Making Up Ground is a series written by Harrison Wicks which focuses on urban design history, theory, and implementation in American cities over the past century.
Urban Design Elements: Blocks, Edges and Gateways
Last week we identified the multiple urban design movements of the past century and highlighted their utility as a solution to the problems of their day. Just as one movement subsequently replaced its predecessor, urban design was and still is an evolving practice, demonstrating the prevailing essence that embodies the current time. Today we are going to talk about three essential elements of urban design that includes a brief analysis of city blocks, edges, and gateways.
First, the city block. The block has been a basic element of urbanism since the beginning of cities. When we previously discussed the history of urban design in our series entry #1, ancient Greek cities were structured on a grid system that utilized the block. Fast forward to colonial North America, immigrants settling in the United States brought with them the grid pattern techniques to building cities similar to Europe and before.
In general, a city block is an area that is surrounded by streets on all sides and forms the basic unit of a city’s urban fabric. A key to understanding the block structure is to understand that there are many iterations- small blocks, grid blocks, ambiguous blocks, interlocking blocks, super blocks, and even megablocks. These terms indicate a changing capacity and scale of urban form. A wonderful episode completed by the 99 Percent Invisible podcast highlights the variety of block sizes throughout the United States and goes in depth with Salt Lake City’s Plat of Zion. Seriously, check this episode out!
Salt Lake City, UT
Due to the variation in block size, sentiments and perceptions of city blocks are unique.

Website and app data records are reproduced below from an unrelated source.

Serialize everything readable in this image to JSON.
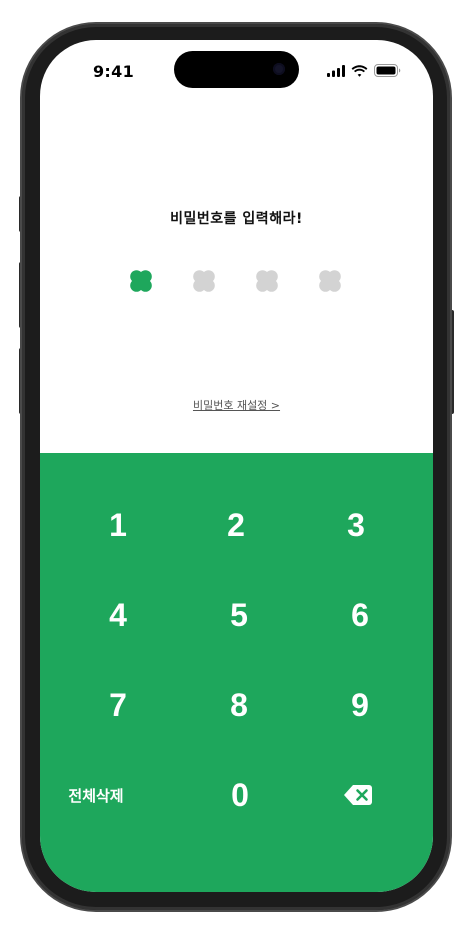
{
  "status": {
    "time": "9:41"
  },
  "title": "비밀번호를 입력해라!",
  "pins": [
    {
      "filled": true
    },
    {
      "filled": false
    },
    {
      "filled": false
    },
    {
      "filled": false
    }
  ],
  "reset_link": "비밀번호 재설정 >",
  "keypad": {
    "keys": [
      "1",
      "2",
      "3",
      "4",
      "5",
      "6",
      "7",
      "8",
      "9"
    ],
    "delete_all": "전체삭제",
    "zero": "0"
  },
  "colors": {
    "accent": "#1ea75c",
    "pin_empty": "#d3d3d3"
  }
}
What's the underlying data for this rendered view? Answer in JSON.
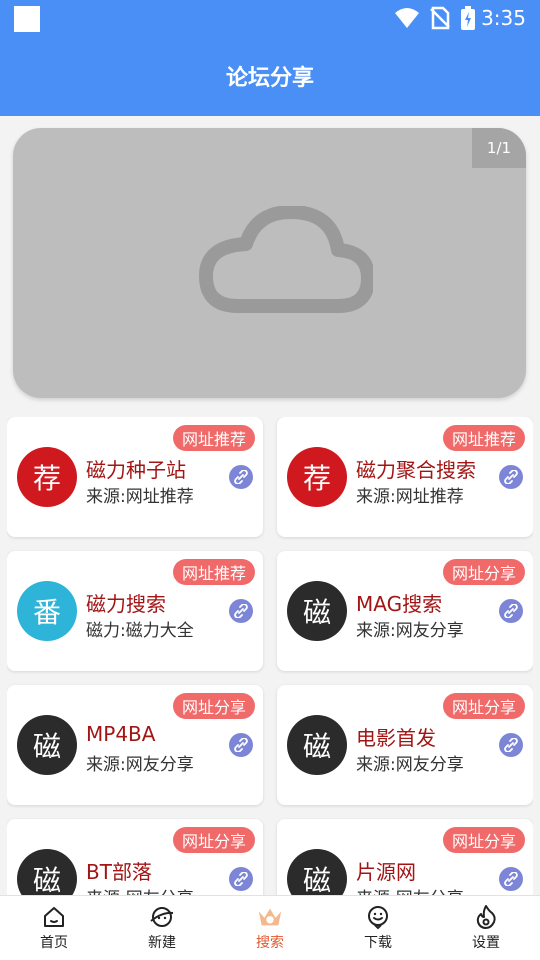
{
  "status_bar": {
    "time": "3:35"
  },
  "header": {
    "title": "论坛分享"
  },
  "banner": {
    "counter": "1/1",
    "icon": "cloud-icon"
  },
  "cards": [
    {
      "tag": "网址推荐",
      "avatar_char": "荐",
      "avatar_color": "#d0191f",
      "title": "磁力种子站",
      "subtitle": "来源:网址推荐"
    },
    {
      "tag": "网址推荐",
      "avatar_char": "荐",
      "avatar_color": "#d0191f",
      "title": "磁力聚合搜索",
      "subtitle": "来源:网址推荐"
    },
    {
      "tag": "网址推荐",
      "avatar_char": "番",
      "avatar_color": "#2db4d8",
      "title": "磁力搜索",
      "subtitle": "磁力:磁力大全"
    },
    {
      "tag": "网址分享",
      "avatar_char": "磁",
      "avatar_color": "#2b2b2b",
      "title": "MAG搜索",
      "subtitle": "来源:网友分享"
    },
    {
      "tag": "网址分享",
      "avatar_char": "磁",
      "avatar_color": "#2b2b2b",
      "title": "MP4BA",
      "subtitle": "来源:网友分享"
    },
    {
      "tag": "网址分享",
      "avatar_char": "磁",
      "avatar_color": "#2b2b2b",
      "title": "电影首发",
      "subtitle": "来源:网友分享"
    },
    {
      "tag": "网址分享",
      "avatar_char": "磁",
      "avatar_color": "#2b2b2b",
      "title": "BT部落",
      "subtitle": "来源:网友分享"
    },
    {
      "tag": "网址分享",
      "avatar_char": "磁",
      "avatar_color": "#2b2b2b",
      "title": "片源网",
      "subtitle": "来源:网友分享"
    }
  ],
  "bottom_nav": [
    {
      "label": "首页",
      "icon": "home-icon",
      "active": false
    },
    {
      "label": "新建",
      "icon": "planet-icon",
      "active": false
    },
    {
      "label": "搜索",
      "icon": "crown-icon",
      "active": true
    },
    {
      "label": "下载",
      "icon": "smile-icon",
      "active": false
    },
    {
      "label": "设置",
      "icon": "flame-icon",
      "active": false
    }
  ],
  "colors": {
    "primary": "#4a8ff5",
    "tag": "#f06a6a",
    "title": "#a31515",
    "active_nav": "#e05a2f",
    "link_icon": "#7d86d6"
  }
}
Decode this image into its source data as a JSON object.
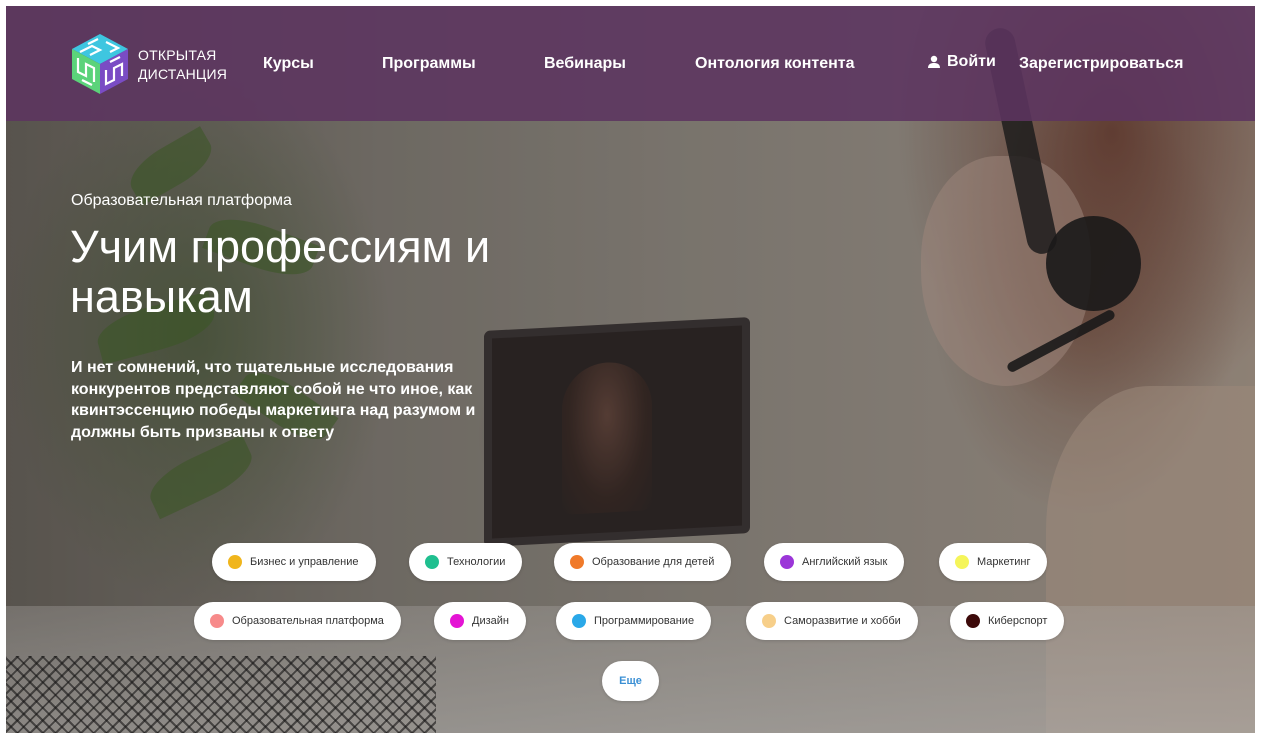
{
  "logo": {
    "line1": "ОТКРЫТАЯ",
    "line2": "ДИСТАНЦИЯ"
  },
  "nav": {
    "courses": "Курсы",
    "programs": "Программы",
    "webinars": "Вебинары",
    "ontology": "Онтология контента",
    "login": "Войти",
    "register": "Зарегистрироваться"
  },
  "hero": {
    "eyebrow": "Образовательная платформа",
    "title": "Учим профессиям и навыкам",
    "lead": "И нет сомнений, что тщательные исследования конкурентов представляют собой не что иное, как квинтэссенцию победы маркетинга над разумом и должны быть призваны к ответу"
  },
  "categories": [
    {
      "label": "Бизнес и управление",
      "color": "#f0b51c"
    },
    {
      "label": "Технологии",
      "color": "#1fbf8f"
    },
    {
      "label": "Образование для детей",
      "color": "#f07a2a"
    },
    {
      "label": "Английский язык",
      "color": "#9b36d8"
    },
    {
      "label": "Маркетинг",
      "color": "#f5f55a"
    },
    {
      "label": "Образовательная платформа",
      "color": "#f78a8a"
    },
    {
      "label": "Дизайн",
      "color": "#e414d4"
    },
    {
      "label": "Программирование",
      "color": "#2aa8e8"
    },
    {
      "label": "Саморазвитие и хобби",
      "color": "#f7cf8a"
    },
    {
      "label": "Киберспорт",
      "color": "#3d0a0a"
    }
  ],
  "more_label": "Еще",
  "colors": {
    "header_bg": "#5c3460",
    "accent_link": "#3a8fd4"
  }
}
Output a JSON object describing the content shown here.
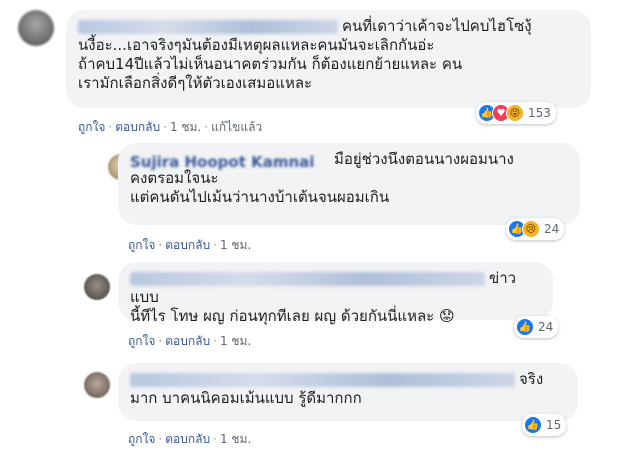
{
  "comments": [
    {
      "text": "คนที่เดาว่าเค้าจะไปคบไฮโซงุ้นงี้อะ...เอาจริงๆมันต้องมีเหตุผลแหละคนมันจะเลิกกันอ่ะ\nถ้าคบ14ปีแล้วไม่เห็นอนาคตร่วมกัน ก็ต้องแยกย้ายแหละ คน\nเรามักเลือกสิ่งดีๆให้ตัวเองเสมอแหละ",
      "actions": {
        "like": "ถูกใจ",
        "reply": "ตอบกลับ",
        "time": "1 ชม.",
        "edited": "แก้ไขแล้ว"
      },
      "reactions": {
        "icons": [
          "like-icon",
          "haha-icon"
        ],
        "count": "153"
      }
    },
    {
      "name": "Sujira Hoopot Kamnai",
      "text": "มือยู่ช่วงนึงตอนนางผอมนาง\nคงตรอมใจนะ\nแต่คนดันไปเม้นว่านางบ้าเต้นจนผอมเกิน",
      "actions": {
        "like": "ถูกใจ",
        "reply": "ตอบกลับ",
        "time": "1 ชม."
      },
      "reactions": {
        "icons": [
          "like-icon",
          "sad-icon"
        ],
        "count": "24"
      }
    },
    {
      "text": "ข่าวแบบ\nนี้ทีไร โทษ ผญ ก่อนทุกทีเลย ผญ ด้วยกันนี่แหละ 😟",
      "actions": {
        "like": "ถูกใจ",
        "reply": "ตอบกลับ",
        "time": "1 ชม."
      },
      "reactions": {
        "icons": [
          "like-icon"
        ],
        "count": "24"
      }
    },
    {
      "text": "จริง\nมาก บาคนนิคอมเม้นแบบ รู้ดีมากกก",
      "actions": {
        "like": "ถูกใจ",
        "reply": "ตอบกลับ",
        "time": "1 ชม."
      },
      "reactions": {
        "icons": [
          "like-icon"
        ],
        "count": "15"
      }
    }
  ],
  "colors": {
    "bubble": "#f2f3f5",
    "link": "#385898",
    "like": "#1877f2"
  }
}
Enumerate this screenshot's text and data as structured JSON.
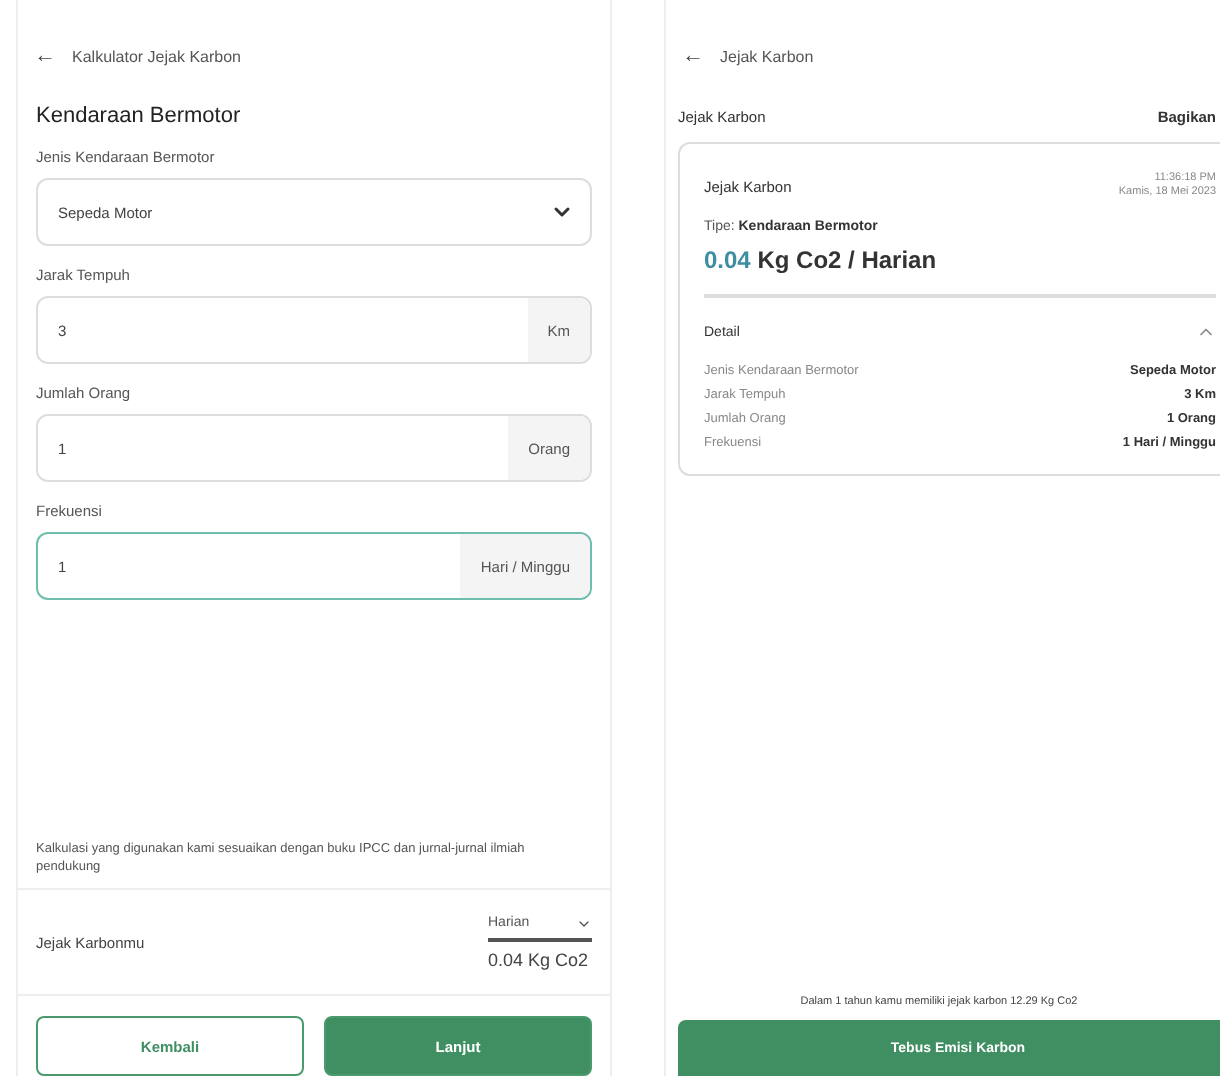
{
  "form_screen": {
    "header": {
      "back_icon": "←",
      "title": "Kalkulator Jejak Karbon"
    },
    "section_title": "Kendaraan Bermotor",
    "fields": [
      {
        "kind": "select",
        "label": "Jenis Kendaraan Bermotor",
        "value": "Sepeda Motor",
        "focused": false
      },
      {
        "kind": "input",
        "label": "Jarak Tempuh",
        "value": "3",
        "unit": "Km",
        "focused": false
      },
      {
        "kind": "input",
        "label": "Jumlah Orang",
        "value": "1",
        "unit": "Orang",
        "focused": false
      },
      {
        "kind": "input",
        "label": "Frekuensi",
        "value": "1",
        "unit": "Hari / Minggu",
        "focused": true
      }
    ],
    "note": "Kalkulasi yang digunakan kami sesuaikan dengan buku IPCC dan jurnal-jurnal ilmiah pendukung",
    "summary": {
      "label": "Jejak Karbonmu",
      "period": "Harian",
      "result": "0.04 Kg Co2"
    },
    "buttons": [
      {
        "label": "Kembali",
        "kind": "secondary"
      },
      {
        "label": "Lanjut",
        "kind": "primary"
      }
    ]
  },
  "result_screen": {
    "header": {
      "back_icon": "←",
      "title": "Jejak Karbon"
    },
    "title": "Jejak Karbon",
    "share": "Bagikan",
    "card": {
      "title": "Jejak Karbon",
      "time": "11:36:18 PM",
      "date": "Kamis, 18 Mei 2023",
      "type": "Tipe: **Kendaraan Bermotor**",
      "amount": "0.04",
      "amount_unit": "Kg Co2 / Harian",
      "detail": {
        "title": "Detail",
        "expanded": true,
        "rows": [
          {
            "label": "Jenis Kendaraan Bermotor",
            "value": "Sepeda Motor"
          },
          {
            "label": "Jarak Tempuh",
            "value": "3 Km"
          },
          {
            "label": "Jumlah Orang",
            "value": "1 Orang"
          },
          {
            "label": "Frekuensi",
            "value": "1 Hari / Minggu"
          }
        ]
      }
    },
    "yearly_note": "Dalam 1 tahun kamu memiliki jejak karbon 12.29 Kg Co2",
    "button": "Tebus Emisi Karbon"
  }
}
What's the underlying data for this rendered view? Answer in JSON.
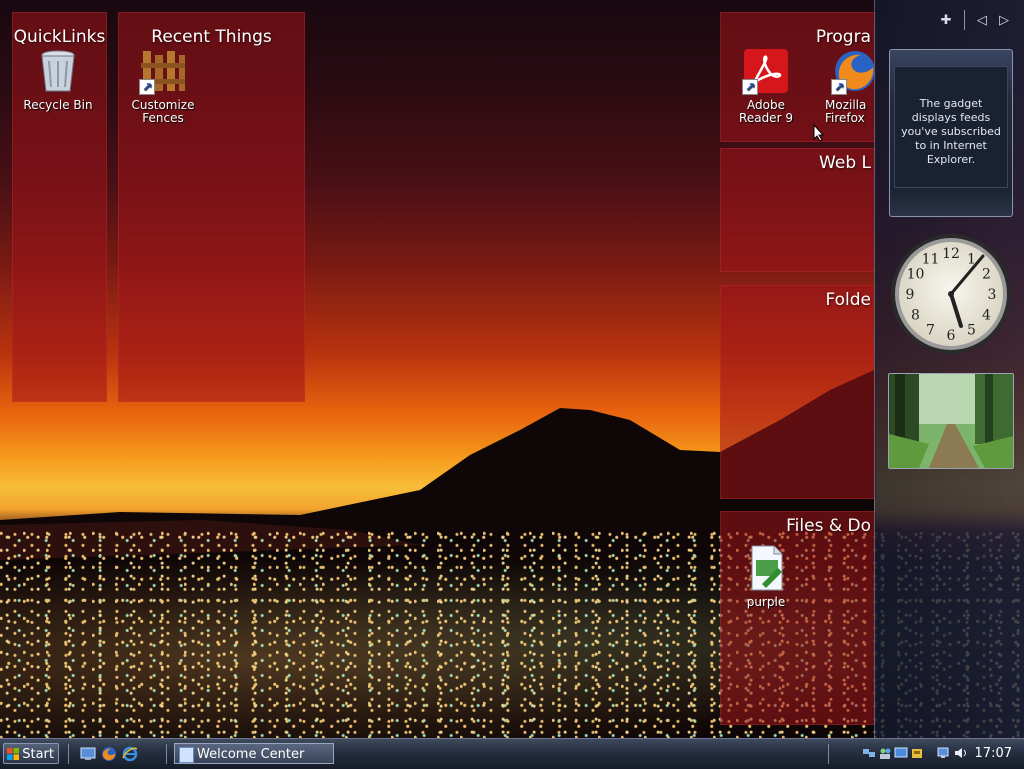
{
  "fences": {
    "quicklinks": {
      "title": "QuickLinks",
      "items": [
        {
          "label": "Recycle Bin",
          "icon": "recycle-bin-icon"
        }
      ]
    },
    "recent": {
      "title": "Recent Things",
      "items": [
        {
          "label": "Customize Fences",
          "icon": "fences-icon"
        }
      ]
    },
    "programs": {
      "title": "Progra",
      "items": [
        {
          "label": "Adobe Reader 9",
          "icon": "adobe-reader-icon"
        },
        {
          "label": "Mozilla Firefox",
          "icon": "firefox-icon"
        }
      ]
    },
    "weblinks": {
      "title": "Web L"
    },
    "folders": {
      "title": "Folde"
    },
    "files": {
      "title": "Files & Do",
      "items": [
        {
          "label": "purple",
          "icon": "document-icon"
        }
      ]
    }
  },
  "sidebar": {
    "controls": {
      "add": "✚",
      "prev": "◁",
      "next": "▷"
    },
    "feeds_text": "The gadget displays feeds you've subscribed to in Internet Explorer.",
    "clock_numbers": [
      "12",
      "1",
      "2",
      "3",
      "4",
      "5",
      "6",
      "7",
      "8",
      "9",
      "10",
      "11"
    ]
  },
  "taskbar": {
    "start_label": "Start",
    "task_label": "Welcome Center",
    "time": "17:07"
  },
  "colors": {
    "fence": "#a01419",
    "sidebar": "#1b2236",
    "taskbar": "#252e3f"
  }
}
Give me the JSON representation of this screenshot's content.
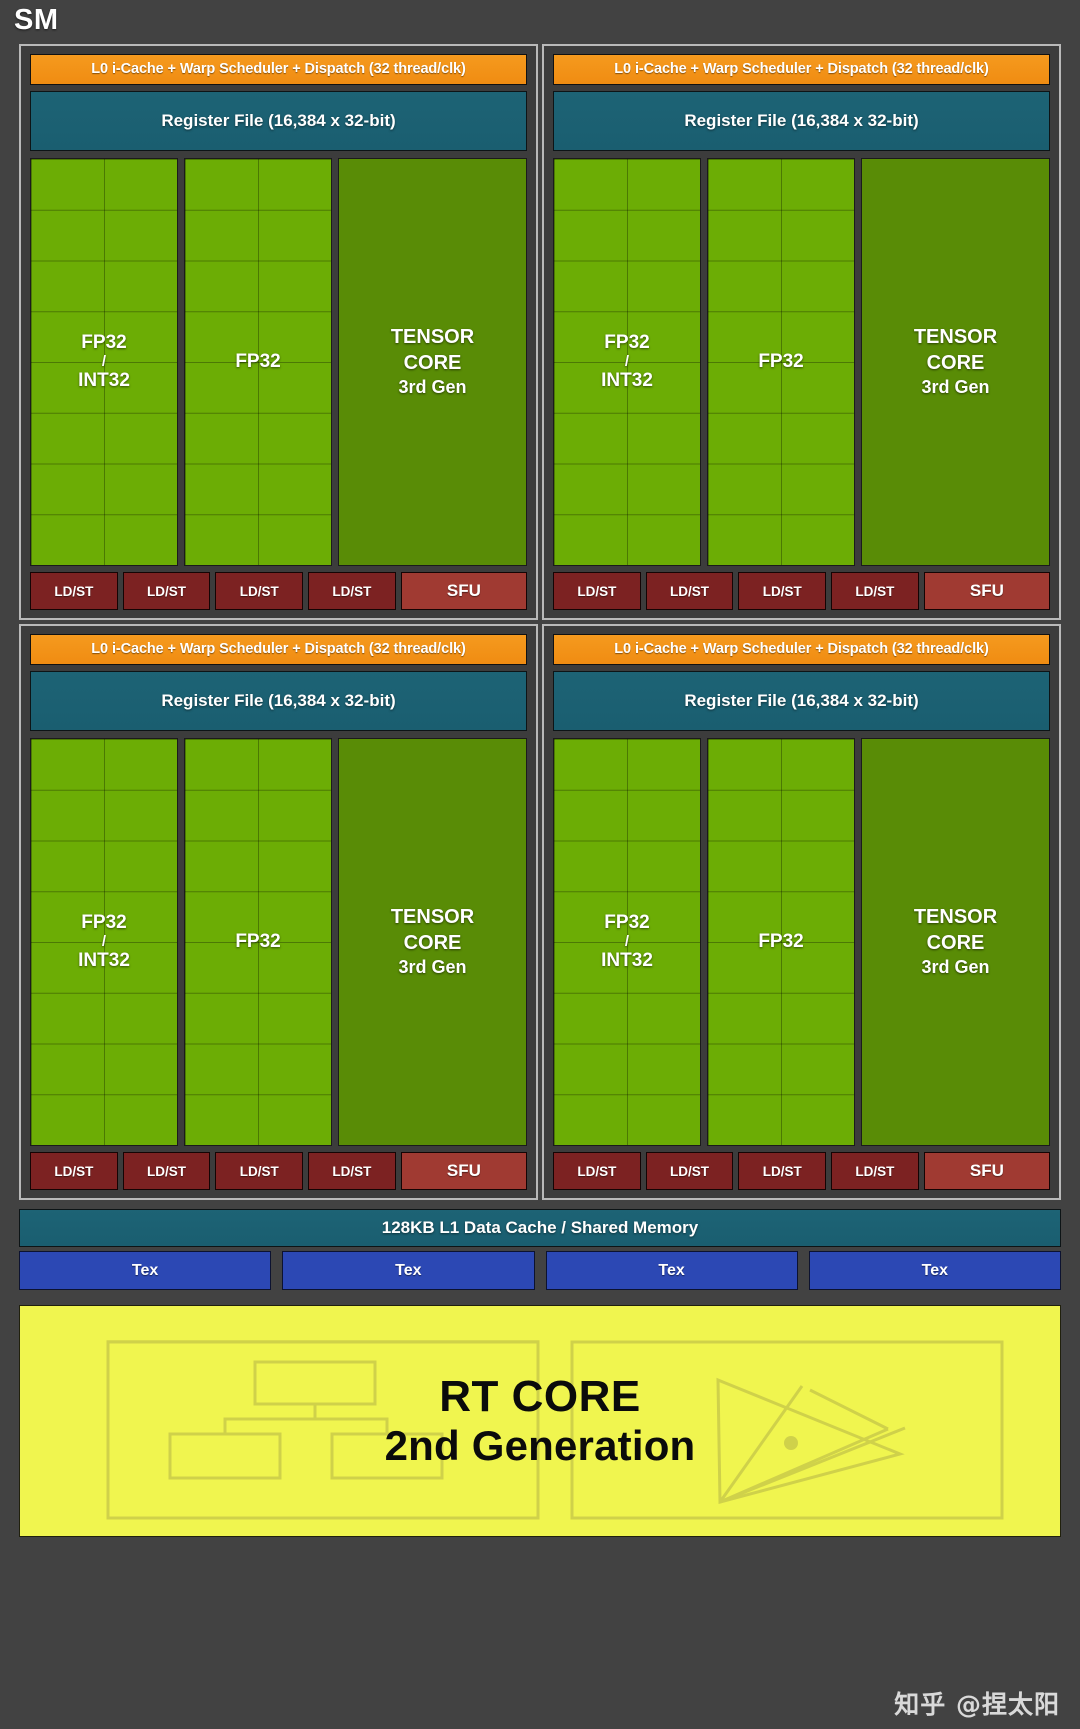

For instance, a common observation about New York City is that due to the rectangular shape of its blocks it makes walking cross town seem like a more strenuous task because it takes longer to reach the next block while walking uptown or downtown seems to pass by more quickly. Additionally, the rectangular block may restrict economic development in that businesses located on the streets have a perceived harder time succeeding because fewer pedestrians walk down them as opposed to on the avenues.
Second, the city’s edge. A city always has defined edges. Historically, a defensive wall or barrier has defined the city edge, but in the modern urban setting the term edge occurs in many forms. Some are clearly defined, such as those that occur along water edges, or a change in building density and size. Some edges are blurred, such as those that may occur from one side of a street to another, and only distinguishable by a change in possible street fabric or building style. Some edges are branching and occurs when the city follows the geography, i.e. a town situated in a series of small, connected valleys, or the property lines do not follow a grid pattern.
Today we are going to focus on two types of edge conditions. To begin, the clear defined edge typically occurs when there is a change in massing, height, and/or geography. Manhattan is an example of all three. It is dense with large skyscrapers, and being an island has a clearly defined edge with water on all sides.
Next the blurred edge occurs when there is a change in building style from one block to the next. This is commonly seen in urban renewal projects in which modern buildings and block structures are placed next to older urban fabric that may have used an older form of the grid system or utilized a previous building style. A blurred edge can also be interpreted to mean the lack of a defined border or boundary between cities. In a metropolitan area such as Los Angeles, Chicago, or Dallas the city’s borders with neighboring suburbs can be difficult to realize as one locality can seem to blend seamlessly into another. In many cases, cities have placed identity signage on their borders to establish a differentiation or gateway into their jurisdiction and we will talk about this next.
Third, the city’s gateway. All cities have some form of entrance or vantage point that occurs at its edge. It is important to recognize that a gateway can mean both a physical entrance demarcating a border and a vantage, or observation, point that reveals the city to travelers. In the past this physical entrance tended to be heavily protected and in the form of a gate in the city wall. As for a vantage point, travelers trying to reach the city may crest a hill and have a complete view of the entire area.
Today the gateway or entrance of a city has been adapted to fit a car-centric society. A gateway may be crossing a bridge, most notably Golden Gate Bridge in San Francisco. In other instances a gateway may be via the interstate highway system entering a city.
A common sight when entering a gateway is a city’s identity signage, or welcome sign. These signs and messages are designed to mark a boundary of a locality but may also attempt to highlight the community’s values and promote economic development.
Visitors may make assumptions on the prosperity of a city depending on the quality of its gateway. If a city has a sign that is well-designed and welcoming, it may give the impression of success and wellness of its residents. Conversely, a town with no sign at all may not leave much of an impression.
Below is a selection of welcome signs for your enjoyment:
Please share your own city’s gateway and/or welcome sign. What do you think it conveys about your city?
Urban design weaves together these elements, and many more, into a coherent, organized design structure. It is important for local government professionals to realize the importance of urban design, after all these elements influence how we interact with each other and the environment. Next week we will discuss three additional elements of urban design: Public Space, Transportation, and Landscape.
Urban design is about making connections between people and places, movement and urban form, nature and the built fabric.